> _What to do_:
The full set of entries below needs to be written out exactly.

> _Records to process_:

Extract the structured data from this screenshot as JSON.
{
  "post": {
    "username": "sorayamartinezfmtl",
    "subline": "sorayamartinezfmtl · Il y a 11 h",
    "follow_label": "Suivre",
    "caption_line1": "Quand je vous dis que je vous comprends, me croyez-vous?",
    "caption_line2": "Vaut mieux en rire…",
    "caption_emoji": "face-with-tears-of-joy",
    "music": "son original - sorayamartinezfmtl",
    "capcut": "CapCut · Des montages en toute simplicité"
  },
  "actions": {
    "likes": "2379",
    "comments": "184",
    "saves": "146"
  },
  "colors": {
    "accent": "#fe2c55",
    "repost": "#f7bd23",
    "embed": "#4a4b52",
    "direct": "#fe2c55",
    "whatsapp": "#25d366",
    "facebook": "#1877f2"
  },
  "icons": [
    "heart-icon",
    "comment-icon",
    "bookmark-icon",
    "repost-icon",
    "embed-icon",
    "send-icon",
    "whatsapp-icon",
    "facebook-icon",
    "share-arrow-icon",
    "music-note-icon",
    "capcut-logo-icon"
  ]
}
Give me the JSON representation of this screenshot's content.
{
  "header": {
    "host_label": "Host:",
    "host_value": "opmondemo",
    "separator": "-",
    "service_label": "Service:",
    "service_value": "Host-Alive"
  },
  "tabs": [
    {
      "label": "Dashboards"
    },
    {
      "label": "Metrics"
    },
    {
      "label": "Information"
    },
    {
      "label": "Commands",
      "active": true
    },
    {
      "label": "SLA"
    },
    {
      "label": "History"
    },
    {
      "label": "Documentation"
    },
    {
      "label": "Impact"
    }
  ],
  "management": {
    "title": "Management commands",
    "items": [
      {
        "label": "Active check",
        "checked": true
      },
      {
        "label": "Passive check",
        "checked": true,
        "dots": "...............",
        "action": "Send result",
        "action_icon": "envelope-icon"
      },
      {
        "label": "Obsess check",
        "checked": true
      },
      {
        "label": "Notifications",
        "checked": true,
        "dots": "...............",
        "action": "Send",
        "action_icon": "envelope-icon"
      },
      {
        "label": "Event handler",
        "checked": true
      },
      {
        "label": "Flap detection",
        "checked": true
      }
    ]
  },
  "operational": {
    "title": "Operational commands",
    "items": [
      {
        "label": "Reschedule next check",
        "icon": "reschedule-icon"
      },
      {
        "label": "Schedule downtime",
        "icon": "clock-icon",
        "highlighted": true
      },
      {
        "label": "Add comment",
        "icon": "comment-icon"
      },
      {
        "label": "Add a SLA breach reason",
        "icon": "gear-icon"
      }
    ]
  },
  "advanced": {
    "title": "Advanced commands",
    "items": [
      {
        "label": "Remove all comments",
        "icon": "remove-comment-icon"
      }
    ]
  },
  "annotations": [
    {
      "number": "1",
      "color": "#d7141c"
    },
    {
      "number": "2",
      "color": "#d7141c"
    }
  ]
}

> _Completed task_:
Extract the structured data from this screenshot as JSON.
{
  "post": {
    "username": "sorayamartinezfmtl",
    "subline": "sorayamartinezfmtl · Il y a 11 h",
    "follow_label": "Suivre",
    "caption_line1": "Quand je vous dis que je vous comprends, me croyez-vous?",
    "caption_line2": "Vaut mieux en rire…",
    "caption_emoji": "face-with-tears-of-joy",
    "music": "son original - sorayamartinezfmtl",
    "capcut": "CapCut · Des montages en toute simplicité"
  },
  "actions": {
    "likes": "2379",
    "comments": "184",
    "saves": "146"
  },
  "colors": {
    "accent": "#fe2c55",
    "repost": "#f7bd23",
    "embed": "#4a4b52",
    "direct": "#fe2c55",
    "whatsapp": "#25d366",
    "facebook": "#1877f2"
  },
  "icons": [
    "heart-icon",
    "comment-icon",
    "bookmark-icon",
    "repost-icon",
    "embed-icon",
    "send-icon",
    "whatsapp-icon",
    "facebook-icon",
    "share-arrow-icon",
    "music-note-icon",
    "capcut-logo-icon"
  ]
}
Give me the JSON representation of this screenshot's content.
{
  "header": {
    "host_label": "Host:",
    "host_value": "opmondemo",
    "separator": "-",
    "service_label": "Service:",
    "service_value": "Host-Alive"
  },
  "tabs": [
    {
      "label": "Dashboards"
    },
    {
      "label": "Metrics"
    },
    {
      "label": "Information"
    },
    {
      "label": "Commands",
      "active": true
    },
    {
      "label": "SLA"
    },
    {
      "label": "History"
    },
    {
      "label": "Documentation"
    },
    {
      "label": "Impact"
    }
  ],
  "management": {
    "title": "Management commands",
    "items": [
      {
        "label": "Active check",
        "checked": true
      },
      {
        "label": "Passive check",
        "checked": true,
        "dots": "...............",
        "action": "Send result",
        "action_icon": "envelope-icon"
      },
      {
        "label": "Obsess check",
        "checked": true
      },
      {
        "label": "Notifications",
        "checked": true,
        "dots": "...............",
        "action": "Send",
        "action_icon": "envelope-icon"
      },
      {
        "label": "Event handler",
        "checked": true
      },
      {
        "label": "Flap detection",
        "checked": true
      }
    ]
  },
  "operational": {
    "title": "Operational commands",
    "items": [
      {
        "label": "Reschedule next check",
        "icon": "reschedule-icon"
      },
      {
        "label": "Schedule downtime",
        "icon": "clock-icon",
        "highlighted": true
      },
      {
        "label": "Add comment",
        "icon": "comment-icon"
      },
      {
        "label": "Add a SLA breach reason",
        "icon": "gear-icon"
      }
    ]
  },
  "advanced": {
    "title": "Advanced commands",
    "items": [
      {
        "label": "Remove all comments",
        "icon": "remove-comment-icon"
      }
    ]
  },
  "annotations": [
    {
      "number": "1",
      "color": "#d7141c"
    },
    {
      "number": "2",
      "color": "#d7141c"
    }
  ]
}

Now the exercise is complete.